The cabin is located across from Candlewood Lake, so it offers both water and land excursions for guests, whether it be hiking or venturing out on the kayaks provided by the cabin.
“We're also really close to a lot of good hiking; there are so many trails," Black said. “The kayaks are still available in the fall, and it's quieter out on the water this time of year. And — it's definitely firepit season, and roasting s'mores by the fire is awesome. It's [also] cooler, so the hot tub is a little more comfortable, at night."
Black noted there are plenty of fall activities like apple orchards and pumpkin picking near the property to help guests round out their fall getaway.
With September already half over, Black said that October has already begun filling up for the Little Lake Cabin and she has started to see November bookings as well. Book the Little Lake Cabin here.
In the 1940s, Winthrop and Vivian Smith purchased 113 acres of land up in the Litchfield Hills, in the town of Morris. The property, they decided, would be named by creating a combination of their forenames, and thus was born “Winvian Farm.”
When proprietor and owner Maggie Smith was considering what to do with the property, she said her main concern was preserving Winthrop and Vivian’s legacy. Smith and her former husband already had one property in Vermont called the Pitcher Inn. It was from this inn that the idea for individually designed and decorated cottages came from. However, for Smith, this was no easy feat.

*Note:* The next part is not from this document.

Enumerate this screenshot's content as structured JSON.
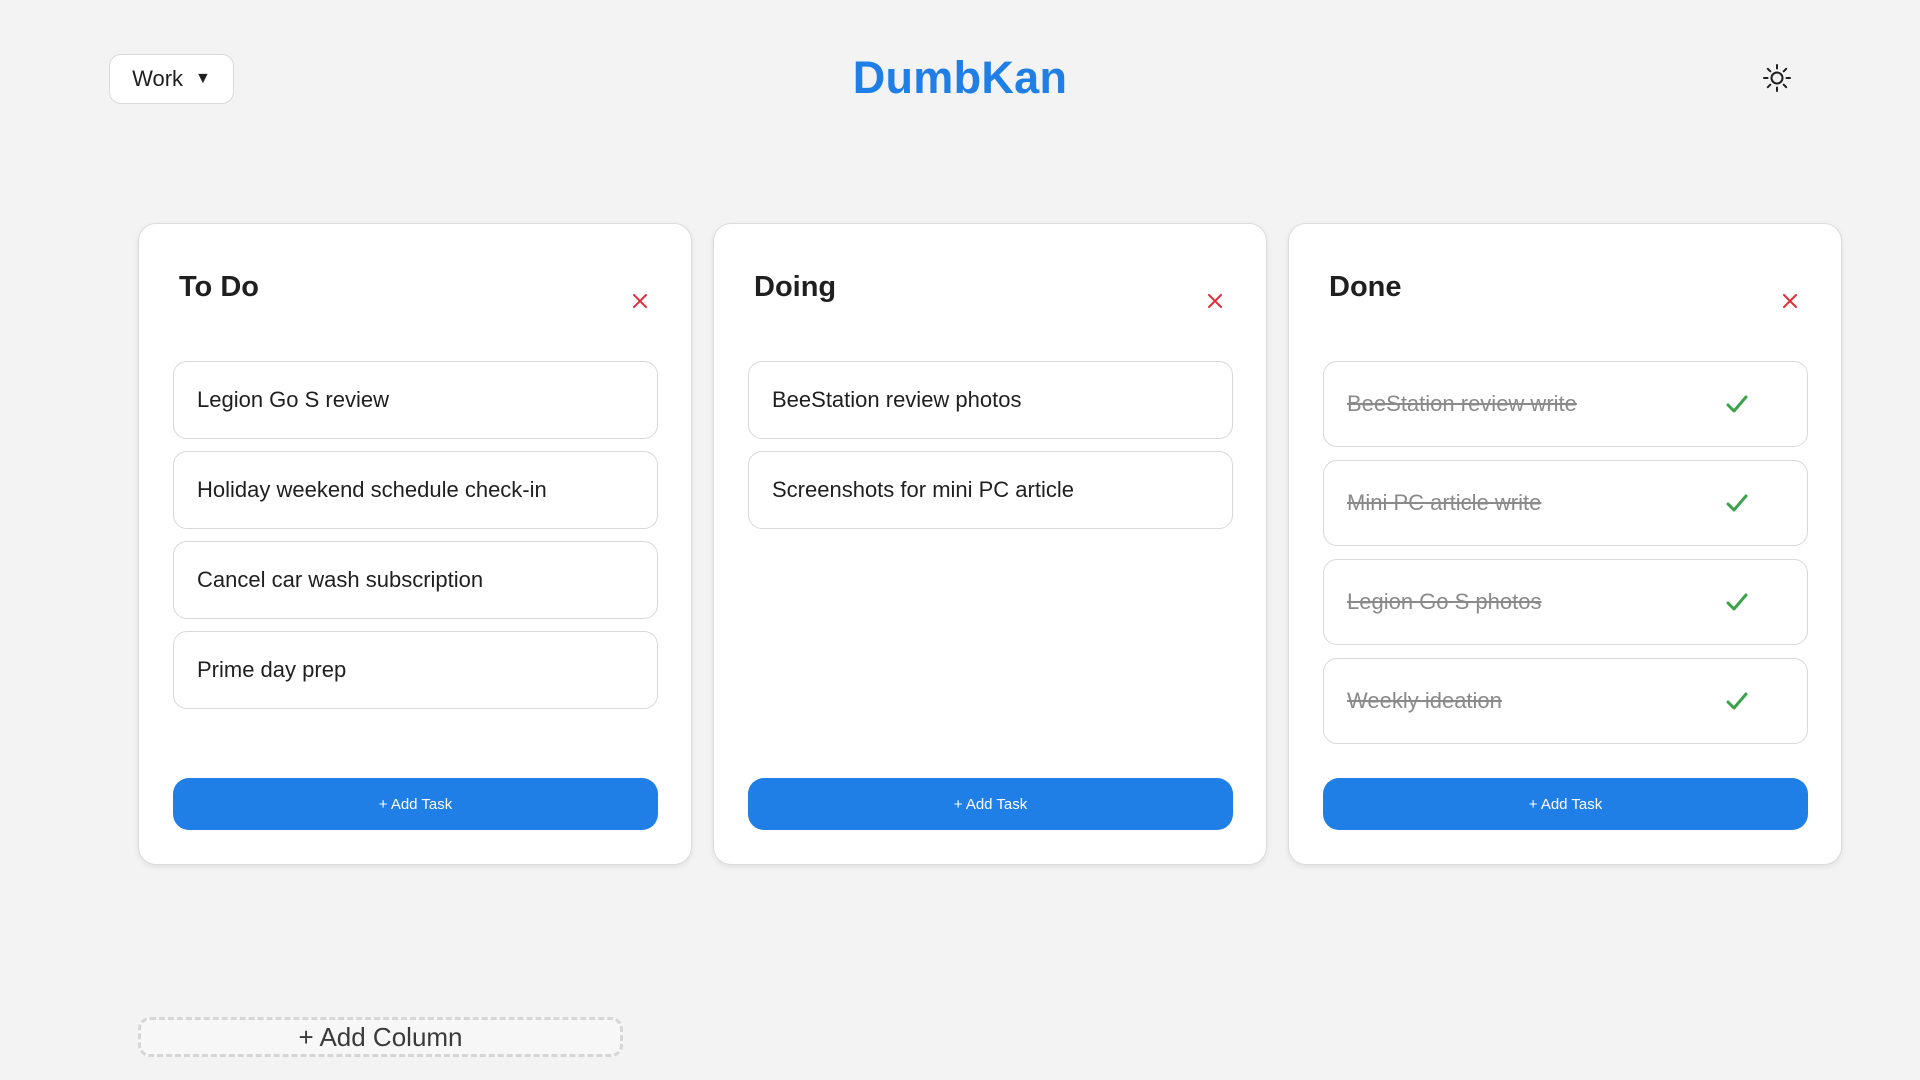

“I thought, wouldn't it be fun to do something similar in Connecticut, except that we would do it with these individual residences, which of course, was total insanity,” Smith said. “There were no roads, no fiber optics, nothing.”

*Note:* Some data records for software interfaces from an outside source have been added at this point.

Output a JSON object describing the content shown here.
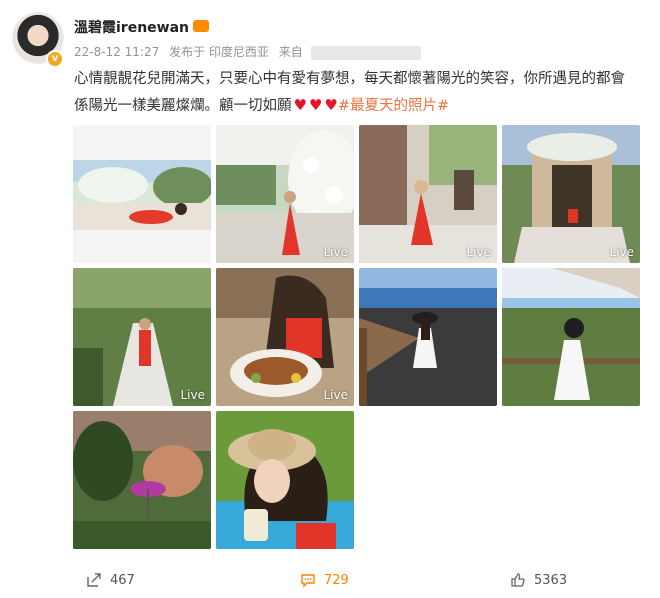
{
  "post": {
    "username": "溫碧霞irenewan",
    "date": "22-8-12 11:27",
    "posted_from": "发布于 印度尼西亚",
    "source_label": "来自",
    "text": "心情靚靚花兒開滿天，只要心中有愛有夢想，每天都懷著陽光的笑容，你所遇見的都會係陽光一樣美麗燦爛。顧一切如願",
    "hashtag": "#最夏天的照片#"
  },
  "photos": [
    {
      "live": ""
    },
    {
      "live": "Live"
    },
    {
      "live": "Live"
    },
    {
      "live": "Live"
    },
    {
      "live": "Live"
    },
    {
      "live": "Live"
    },
    {
      "live": ""
    },
    {
      "live": ""
    },
    {
      "live": ""
    },
    {
      "live": ""
    }
  ],
  "actions": {
    "share_count": "467",
    "comment_count": "729",
    "like_count": "5363"
  },
  "colors": {
    "hashtag": "#eb7340",
    "comment_active": "#ff8200",
    "verified": "#f5a623",
    "heart": "#e5162b"
  },
  "icons": {
    "share": "share-icon",
    "comment": "comment-icon",
    "like": "thumbs-up-icon"
  }
}
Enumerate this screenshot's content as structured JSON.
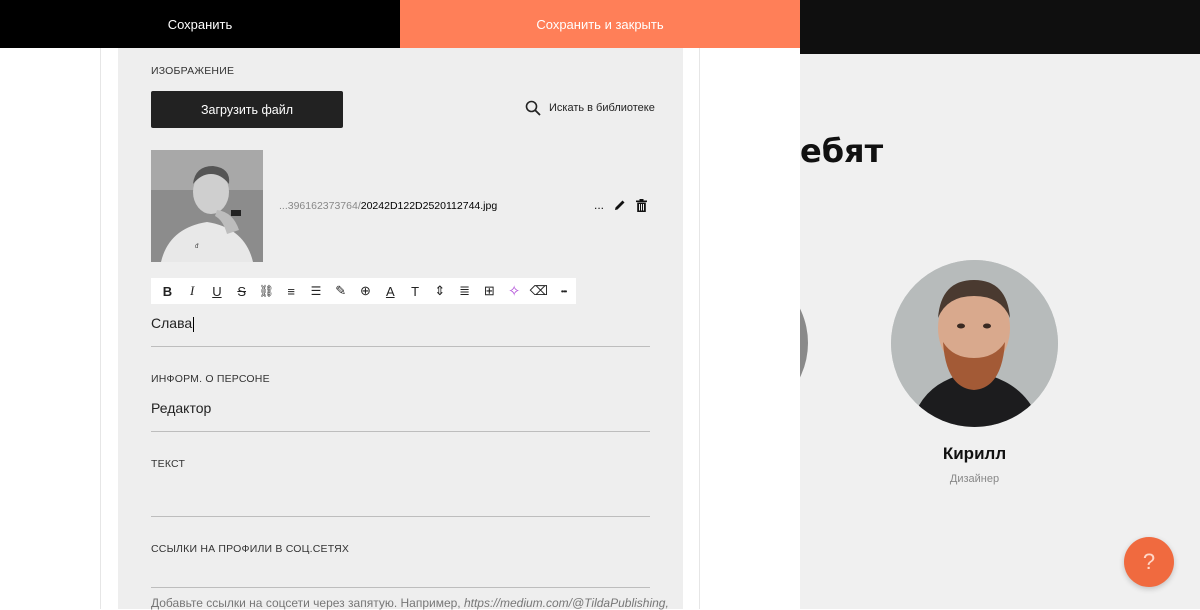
{
  "header": {
    "save_label": "Сохранить",
    "save_close_label": "Сохранить и закрыть"
  },
  "image_section": {
    "label": "ИЗОБРАЖЕНИЕ",
    "upload_label": "Загрузить файл",
    "search_label": "Искать в библиотеке",
    "file_prefix": "...396162373764/",
    "file_name": "20242D122D2520112744.jpg",
    "more_label": "...",
    "icons": [
      "search-icon",
      "pencil-icon",
      "trash-icon"
    ]
  },
  "toolbar": {
    "items": [
      {
        "name": "bold-icon",
        "glyph": "B"
      },
      {
        "name": "italic-icon",
        "glyph": "I"
      },
      {
        "name": "underline-icon",
        "glyph": "U"
      },
      {
        "name": "strikethrough-icon",
        "glyph": "S"
      },
      {
        "name": "link-icon",
        "glyph": "⛓"
      },
      {
        "name": "ordered-list-icon",
        "glyph": "≡"
      },
      {
        "name": "bullet-list-icon",
        "glyph": "☰"
      },
      {
        "name": "highlight-icon",
        "glyph": "✎"
      },
      {
        "name": "globe-icon",
        "glyph": "⊕"
      },
      {
        "name": "font-color-icon",
        "glyph": "A"
      },
      {
        "name": "font-size-icon",
        "glyph": "T"
      },
      {
        "name": "line-height-icon",
        "glyph": "⇕"
      },
      {
        "name": "align-icon",
        "glyph": "≣"
      },
      {
        "name": "book-icon",
        "glyph": "⊞"
      },
      {
        "name": "ai-sparkle-icon",
        "glyph": "✧"
      },
      {
        "name": "eraser-icon",
        "glyph": "⌫"
      },
      {
        "name": "more-icon",
        "glyph": "•••"
      }
    ]
  },
  "fields": {
    "name_value": "Слава",
    "info_label": "ИНФОРМ. О ПЕРСОНЕ",
    "info_value": "Редактор",
    "text_label": "ТЕКСТ",
    "social_label": "ССЫЛКИ НА ПРОФИЛИ В СОЦ.СЕТЯХ",
    "hint_text": "Добавьте ссылки на соцсети через запятую. Например, ",
    "hint_example": "https://medium.com/@TildaPublishing,"
  },
  "site_preview": {
    "heading_partial": "ебят",
    "member_name": "Кирилл",
    "member_role": "Дизайнер",
    "help_label": "?"
  },
  "colors": {
    "accent": "#ff7f58",
    "help_button": "#f06a3f",
    "dark": "#000000",
    "ai_sparkle": "#b14fd8"
  }
}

Despite the challenge, Smith built 18 unique cottages — all Connecticut themed — on the property. For example, Winvian has a Connecticut Yankee cottage, an “Industry” cottage and a stable cottage. The 18 cottages and the Hadely suite in the main property were designed by 15 different architects. Smith had a competition for architects to submit designs for the cottages, and from 25 architects she narrowed it down to the 15 that created the various properties on Winvian.
Each themed cottage has is own unique touches. For example, the camping cottage focuses on hardwood finishes throughout and murals of outdoor scenery in both the bed and bathrooms. The helicopter cabin has a fully-restored 1968 Sikorsky HH-3F Pelican helicopter under its roof where guests can sit within the cockpit which is equipped with a flat-screen TV and sofa.

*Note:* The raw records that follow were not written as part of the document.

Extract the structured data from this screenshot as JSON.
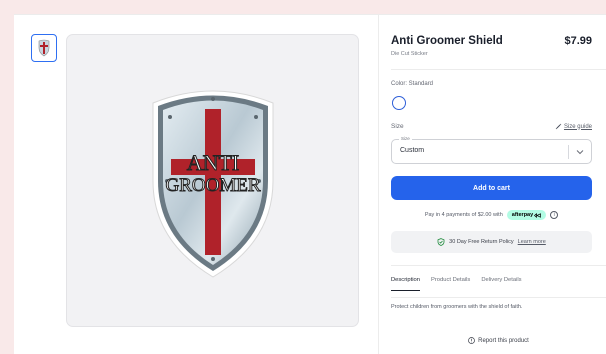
{
  "product": {
    "title": "Anti Groomer Shield",
    "subtitle": "Die Cut Sticker",
    "price": "$7.99",
    "image_text_line1": "ANTI",
    "image_text_line2": "GROOMER"
  },
  "options": {
    "color_label": "Color: Standard",
    "size_label": "Size",
    "size_guide_label": "Size guide",
    "size_select_legend": "Size",
    "size_select_value": "Custom"
  },
  "actions": {
    "add_to_cart_label": "Add to cart"
  },
  "afterpay": {
    "text": "Pay in 4 payments of $2.00 with",
    "badge_label": "afterpay",
    "info_glyph": "i"
  },
  "returns": {
    "text": "30 Day Free Return Policy",
    "link_label": "Learn more"
  },
  "tabs": [
    {
      "label": "Description",
      "active": true
    },
    {
      "label": "Product Details",
      "active": false
    },
    {
      "label": "Delivery Details",
      "active": false
    }
  ],
  "description": "Protect children from groomers with the shield of faith.",
  "report_label": "Report this product",
  "colors": {
    "accent": "#2563eb",
    "afterpay_mint": "#b2fce4",
    "page_bg": "#f9e9e9",
    "cross_red": "#b0222a",
    "shield_silver": "#c9d6df"
  }
}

Now, Winvian hosts guests year round. Smith says that although the property stuns in all seasons, fall is special up in the Litchfield Hills.
“There's that warm, cozy, inviting aspect. The foliage is just magnificent because we're abounded on three sides by 4,000 acres of the White Memorial preserve…” Smith said. “I do look forward to those crisp fall mornings and evenings with the changing of the foliage and the crunching of the leaves on the ground.”
The cottages on Winvian all come with two bikes, which Smith said are a guest favorite in terms of getting around the acres surrounding the property. In addition, the cottages and the property are peppered with fireplaces, with some cottages having more than one. Smith also said guests take full advantage of being at the edge of a nature preserve, stepping off property and into the orange and red leaves in the area.
In addition, Winvian Farm has a farm-to-table style fine dining restaurant that emphasizes seasonal produce in their dishes. The property utilizes over 3 acres of land where chefs can be spotted picking produce for the meals to be made.
“We have so many items that are grown right on site, so that the guests can look out the window and watch someone [from] the kitchen outside clipping herbs or picking the flowers or getting the berries,” Smith said. “That is the food that ends up on their plate or that flowers on their table, two or three hours later.”
For more information and booking, visit Winvian Farm's website.